  • exits on an undefined variable (-u, equivalent to -o nounset)
  • exits on an error in piped-together commands (-o pipefail)
set -eu -o pipe

Sometimes is good to print each command before execution for testing purposes:

set -x}}

This process can be improved using trap binding the prt_err function to the ERR event and print out an error message and offending line of the script (extracted using sed) to STDERR.

function prt_err {
    read line file <<<$(caller)
    echo “Something happened in line $line of file $file:" >&2
    sed "${line}q;d" "$file" >&2
trap print_error ERR

Note: Note the use of a «< here string and the caller built-in to assign the line and filename of the error.

The final script would look like this:

#!/usr/bin/env bash
set -eu -o pipe

function prt_err {
    read line file <<<$(caller)
    echo “Something happened in line $line of file $file:" >&2
    sed "${line}q;d" "$file" >&2
trap prt_err ERR


You would see an output like the next time it fails:

$ ./debugError.sh
Something happened in line 1808 of file ./debugError.sh:

Note: Do not name your script test. test is the name of a UNIX command, and most likely built into your shell you won’t be able to run a script with the name test in a normal way.

Monitor on time

This is what starts the magic:

 # for macOS
htop -pid `{ unzip ~/data.zip > /dev/null & } && echo $!`
 # for Linux
htop -p `{ unzip ~/data.zip > /dev/null & } && echo $!`

Let’s dig into the command to know what exactly does and how to take advantage in different scenarios.

Here run the htop command in the background and pipe the output to /dev/null so that it doesn’t get printed on the command line while you are monitoring.

unzip ~/data.zip > /dev/null &

Then, echo the PID of this background process with:

echo $!

Combine and pass the pid of the process to htop:

 # for Linux
htop -p `{ <background-pipe> } && <get-pid>`
 # for macOS
htop -pid `{ <background-pipe> } && <get-pid>`

Note: I use htop instead of top just per clear personal preference. There’s no added value from htop in comparison with top. Feel free to replace and use the one you feel better comfortable.
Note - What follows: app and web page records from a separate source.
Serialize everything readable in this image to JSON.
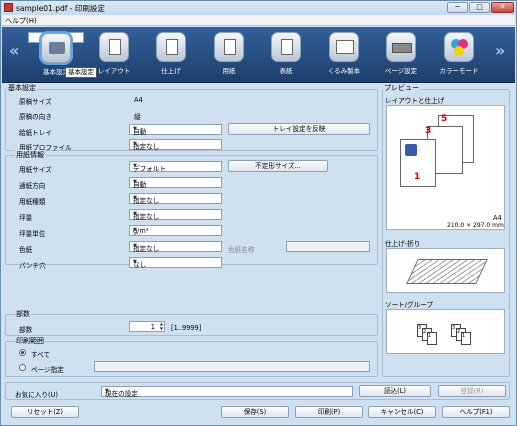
{
  "window": {
    "title": "sample01.pdf - 印刷設定",
    "minimize": "─",
    "maximize": "□",
    "close": "✕"
  },
  "menu": {
    "help": "ヘルプ(H)"
  },
  "toolbar": {
    "left_arrow": "«",
    "right_arrow": "»",
    "tooltip": "基本設定",
    "items": [
      {
        "label": "基本設定",
        "icon": "basic-settings-icon"
      },
      {
        "label": "レイアウト",
        "icon": "layout-icon"
      },
      {
        "label": "仕上げ",
        "icon": "finishing-icon"
      },
      {
        "label": "用紙",
        "icon": "paper-icon"
      },
      {
        "label": "表紙",
        "icon": "cover-icon"
      },
      {
        "label": "くるみ製本",
        "icon": "binding-icon"
      },
      {
        "label": "ページ設定",
        "icon": "page-settings-icon"
      },
      {
        "label": "カラーモード",
        "icon": "color-mode-icon"
      }
    ]
  },
  "basic": {
    "legend": "基本設定",
    "original_size_label": "原稿サイズ",
    "original_size": "A4",
    "orientation_label": "原稿の向き",
    "orientation": "縦",
    "tray_label": "給紙トレイ",
    "tray": "自動",
    "tray_button": "トレイ設定を反映",
    "profile_label": "用紙プロファイル",
    "profile": "指定なし"
  },
  "paper": {
    "legend": "用紙情報",
    "size_label": "用紙サイズ",
    "size": "デフォルト",
    "custom_button": "不定形サイズ...",
    "direction_label": "通紙方向",
    "direction": "自動",
    "type_label": "用紙種類",
    "type": "指定なし",
    "weight_label": "坪量",
    "weight": "指定なし",
    "unit_label": "坪量単位",
    "unit": "g/m²",
    "color_label": "色紙",
    "color": "指定なし",
    "color_name_label": "色紙名称",
    "punch_label": "パンチ穴",
    "punch": "なし"
  },
  "copies": {
    "legend": "部数",
    "label": "部数",
    "value": "1",
    "range": "[1..9999]"
  },
  "range": {
    "legend": "印刷範囲",
    "all": "すべて",
    "pages": "ページ指定"
  },
  "preview": {
    "legend": "プレビュー",
    "layout_label": "レイアウトと仕上げ",
    "page_numbers": [
      "5",
      "3",
      "1"
    ],
    "paper_info": "A4",
    "paper_dims": "210.0 × 297.0 mm",
    "fold_label": "仕上げ-折り",
    "sort_label": "ソート/グループ",
    "sort_pages": [
      "3",
      "2",
      "1",
      "3",
      "2",
      "1"
    ]
  },
  "bottom": {
    "favorites_label": "お気に入り(U)",
    "favorites": "現在の設定",
    "load": "読込(L)",
    "register": "登録(R)",
    "reset": "リセット(Z)",
    "save": "保存(S)",
    "print": "印刷(P)",
    "cancel": "キャンセル(C)",
    "help": "ヘルプ(F1)"
  }
}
The Bonus

Because would is better when you get more stuff you don’t even know you need it.

The pause command

At some point you would like to have a pause command, this is a nice implementation. Thanks Bash Hackers !

pause() {
  local holdUp
  read -s -r -p "Press any key to continue..." -n 1 holdUp

Linting you shell scripts

Have you ever thought that a linter should exist for your vast database of bash scripts? Guess what, there’s already one and looks pretty good, its name is ShellCheck . I haven’t found the time and didn’t have the situation that makes me include in one of my scripts, however, looks like it covers a lot of cases for Bash where a linter is a good idea and some other edge cases too. It has some integration with some editors; hopefully that makes easier to install and try.

This one is interesting too: bashstyle, if you are into getting your scripts under some rules and defining a kind of standard.


This post is compiled from many sources after hours of research and trying to figure out things I don’t even think were possible in Bash. However, this time I found many other resources than previous times, so the process to figure out things were smoother. Some of the websites and docs I saw and helped me to craft this post.

Thank you: